» **Work item**
Go through the data line by line. Copy each one holding the string "value".

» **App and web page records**

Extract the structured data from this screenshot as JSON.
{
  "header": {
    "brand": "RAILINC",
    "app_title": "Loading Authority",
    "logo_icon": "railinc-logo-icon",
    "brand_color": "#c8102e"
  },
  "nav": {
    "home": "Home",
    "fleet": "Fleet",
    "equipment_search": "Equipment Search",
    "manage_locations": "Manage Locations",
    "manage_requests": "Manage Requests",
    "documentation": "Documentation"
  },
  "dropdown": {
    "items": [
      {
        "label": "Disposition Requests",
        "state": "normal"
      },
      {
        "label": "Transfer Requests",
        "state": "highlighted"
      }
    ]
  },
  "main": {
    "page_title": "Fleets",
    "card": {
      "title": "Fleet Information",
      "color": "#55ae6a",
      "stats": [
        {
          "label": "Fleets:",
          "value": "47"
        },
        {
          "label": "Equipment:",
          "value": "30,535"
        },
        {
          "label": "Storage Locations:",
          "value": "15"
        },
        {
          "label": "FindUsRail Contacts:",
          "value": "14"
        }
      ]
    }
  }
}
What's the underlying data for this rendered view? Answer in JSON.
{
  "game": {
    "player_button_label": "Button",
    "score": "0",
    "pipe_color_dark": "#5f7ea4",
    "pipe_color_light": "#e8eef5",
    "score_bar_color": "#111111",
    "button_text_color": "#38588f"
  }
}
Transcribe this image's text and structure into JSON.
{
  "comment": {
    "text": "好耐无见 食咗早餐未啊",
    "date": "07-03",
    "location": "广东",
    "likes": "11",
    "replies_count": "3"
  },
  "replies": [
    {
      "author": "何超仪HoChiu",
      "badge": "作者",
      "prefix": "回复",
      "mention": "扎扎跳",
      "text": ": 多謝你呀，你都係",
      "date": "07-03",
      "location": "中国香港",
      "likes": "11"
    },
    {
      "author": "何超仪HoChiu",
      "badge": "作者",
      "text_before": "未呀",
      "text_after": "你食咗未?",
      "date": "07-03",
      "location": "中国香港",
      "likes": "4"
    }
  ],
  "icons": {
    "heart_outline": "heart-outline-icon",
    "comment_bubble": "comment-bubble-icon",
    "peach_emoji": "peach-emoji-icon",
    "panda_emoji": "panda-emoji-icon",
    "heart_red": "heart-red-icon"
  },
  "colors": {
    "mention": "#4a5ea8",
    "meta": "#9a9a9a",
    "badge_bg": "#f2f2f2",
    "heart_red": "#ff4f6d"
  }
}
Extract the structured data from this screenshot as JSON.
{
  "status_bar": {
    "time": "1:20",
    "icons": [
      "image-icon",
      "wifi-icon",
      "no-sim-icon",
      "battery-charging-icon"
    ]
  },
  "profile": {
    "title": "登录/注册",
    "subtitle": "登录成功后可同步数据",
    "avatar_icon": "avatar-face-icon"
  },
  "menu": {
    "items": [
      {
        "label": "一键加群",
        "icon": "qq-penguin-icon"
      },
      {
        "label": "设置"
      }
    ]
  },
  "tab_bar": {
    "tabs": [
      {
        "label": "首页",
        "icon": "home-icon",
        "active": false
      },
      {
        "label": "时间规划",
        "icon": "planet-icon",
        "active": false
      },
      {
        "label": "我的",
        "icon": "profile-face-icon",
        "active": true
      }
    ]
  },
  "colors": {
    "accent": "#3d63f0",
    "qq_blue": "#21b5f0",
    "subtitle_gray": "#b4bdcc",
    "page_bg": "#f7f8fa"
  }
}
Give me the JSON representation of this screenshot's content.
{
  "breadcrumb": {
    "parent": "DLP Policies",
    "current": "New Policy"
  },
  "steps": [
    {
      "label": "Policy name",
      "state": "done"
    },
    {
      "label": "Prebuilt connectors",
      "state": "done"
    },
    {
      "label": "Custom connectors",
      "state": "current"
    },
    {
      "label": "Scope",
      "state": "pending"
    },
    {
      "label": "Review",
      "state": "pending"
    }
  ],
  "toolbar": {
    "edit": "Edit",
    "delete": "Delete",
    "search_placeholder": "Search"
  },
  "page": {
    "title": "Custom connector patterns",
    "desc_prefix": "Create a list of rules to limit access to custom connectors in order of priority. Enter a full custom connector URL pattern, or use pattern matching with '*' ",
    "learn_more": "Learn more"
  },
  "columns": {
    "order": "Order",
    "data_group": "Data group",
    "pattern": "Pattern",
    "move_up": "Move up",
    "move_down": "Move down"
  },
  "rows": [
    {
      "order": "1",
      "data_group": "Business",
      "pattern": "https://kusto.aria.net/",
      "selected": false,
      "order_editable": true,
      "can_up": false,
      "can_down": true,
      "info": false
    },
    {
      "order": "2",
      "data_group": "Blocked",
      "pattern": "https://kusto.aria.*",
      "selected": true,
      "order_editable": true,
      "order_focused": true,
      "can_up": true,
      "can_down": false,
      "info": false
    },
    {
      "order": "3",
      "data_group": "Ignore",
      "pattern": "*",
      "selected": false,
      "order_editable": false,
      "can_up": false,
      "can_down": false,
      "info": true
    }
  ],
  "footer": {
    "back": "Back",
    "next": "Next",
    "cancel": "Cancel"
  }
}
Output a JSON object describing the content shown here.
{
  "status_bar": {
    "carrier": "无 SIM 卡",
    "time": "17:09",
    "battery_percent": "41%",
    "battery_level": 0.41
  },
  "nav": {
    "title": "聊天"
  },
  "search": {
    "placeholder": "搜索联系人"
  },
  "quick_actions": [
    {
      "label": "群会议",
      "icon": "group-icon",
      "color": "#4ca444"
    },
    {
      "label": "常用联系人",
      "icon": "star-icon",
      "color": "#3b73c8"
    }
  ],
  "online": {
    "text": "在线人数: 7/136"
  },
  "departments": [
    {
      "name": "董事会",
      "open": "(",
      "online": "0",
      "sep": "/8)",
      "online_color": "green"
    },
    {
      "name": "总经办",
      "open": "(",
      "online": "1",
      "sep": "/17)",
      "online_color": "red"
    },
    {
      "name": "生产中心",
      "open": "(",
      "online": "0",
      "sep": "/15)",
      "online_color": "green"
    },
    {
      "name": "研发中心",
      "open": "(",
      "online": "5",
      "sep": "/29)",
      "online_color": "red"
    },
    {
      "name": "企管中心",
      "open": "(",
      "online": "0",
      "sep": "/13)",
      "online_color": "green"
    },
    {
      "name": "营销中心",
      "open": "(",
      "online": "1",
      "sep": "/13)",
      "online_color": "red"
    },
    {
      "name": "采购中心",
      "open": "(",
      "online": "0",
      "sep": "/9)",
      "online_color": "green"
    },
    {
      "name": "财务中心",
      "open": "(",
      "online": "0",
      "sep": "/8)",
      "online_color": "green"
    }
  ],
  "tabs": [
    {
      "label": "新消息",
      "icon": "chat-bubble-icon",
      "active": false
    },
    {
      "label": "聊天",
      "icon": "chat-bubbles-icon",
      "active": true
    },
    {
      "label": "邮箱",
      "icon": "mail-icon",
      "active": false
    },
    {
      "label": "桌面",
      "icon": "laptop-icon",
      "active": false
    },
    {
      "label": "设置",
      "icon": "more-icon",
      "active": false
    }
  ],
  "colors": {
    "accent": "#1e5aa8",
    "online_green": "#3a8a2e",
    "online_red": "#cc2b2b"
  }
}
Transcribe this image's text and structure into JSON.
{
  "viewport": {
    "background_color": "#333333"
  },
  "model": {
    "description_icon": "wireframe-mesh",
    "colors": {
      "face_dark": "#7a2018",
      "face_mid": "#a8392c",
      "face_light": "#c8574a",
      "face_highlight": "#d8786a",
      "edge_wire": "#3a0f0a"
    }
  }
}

» **Task response**
          "value": "47"
          "value": "30,535"
          "value": "15"
          "value": "14"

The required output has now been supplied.